It’s best to create notes which are only about one thing—but which, as much as possible, capture the entirety of that thing.
This way, it’s easier to form connections across topics and contexts. If your notes are too broad, you might not notice when you encounter some new idea about one of the notions contained within, and links to that note will be muddied. If your notes are too fragmented, you’ll also fragment your link network, which may make it harder to see certain connections. Evergreen notes should be densely linked
There’s no clear litmus test or correct answer here—just a bunch of tradeoffs.
The notion is quite similar to the software engineering principle of separation of concerns, which suggests that modules should only be “about” one thing, so that they’re more easily reusable.

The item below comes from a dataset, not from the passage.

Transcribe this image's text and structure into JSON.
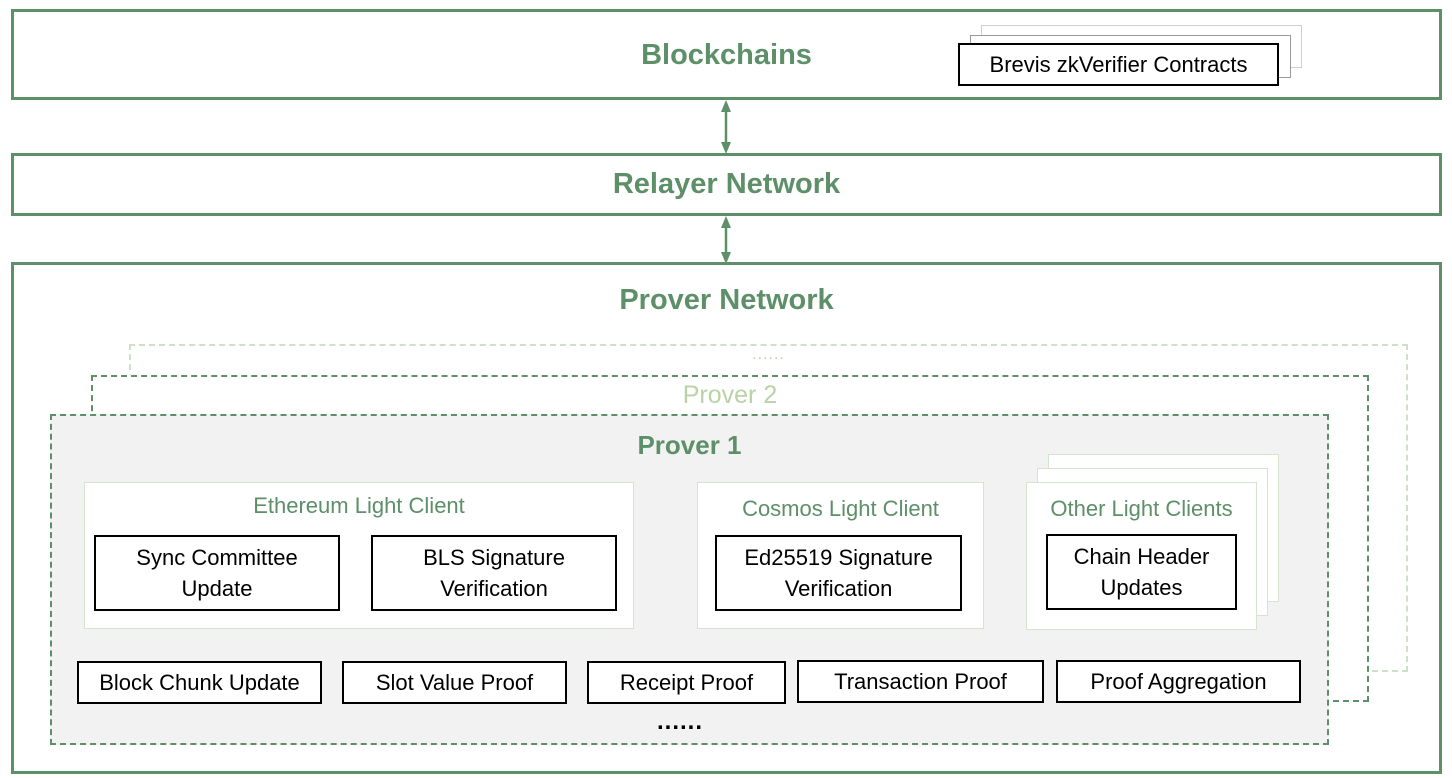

But likewise, if you fragment modules too much, you’ll have a cohesion problem. In this way, Evergreen note titles are like APIs.
The underlying principle I’d call the principle of atomicity: put things which belong together in a Zettel, but try to separate concerns from one another. For example, I might collect a list of assumptions in one Zettel which serves as an overview. like hard determinism . A related argument and its conclusion will be kept in another Zettel. Moral responsibility under hard determinism is a good example. I can re-use the arguments without buying into the assumptions because the arguments are of sufficiently general form. Atomicity fosters re-use which in turn multiplies the amount of connections in the network of Zettels.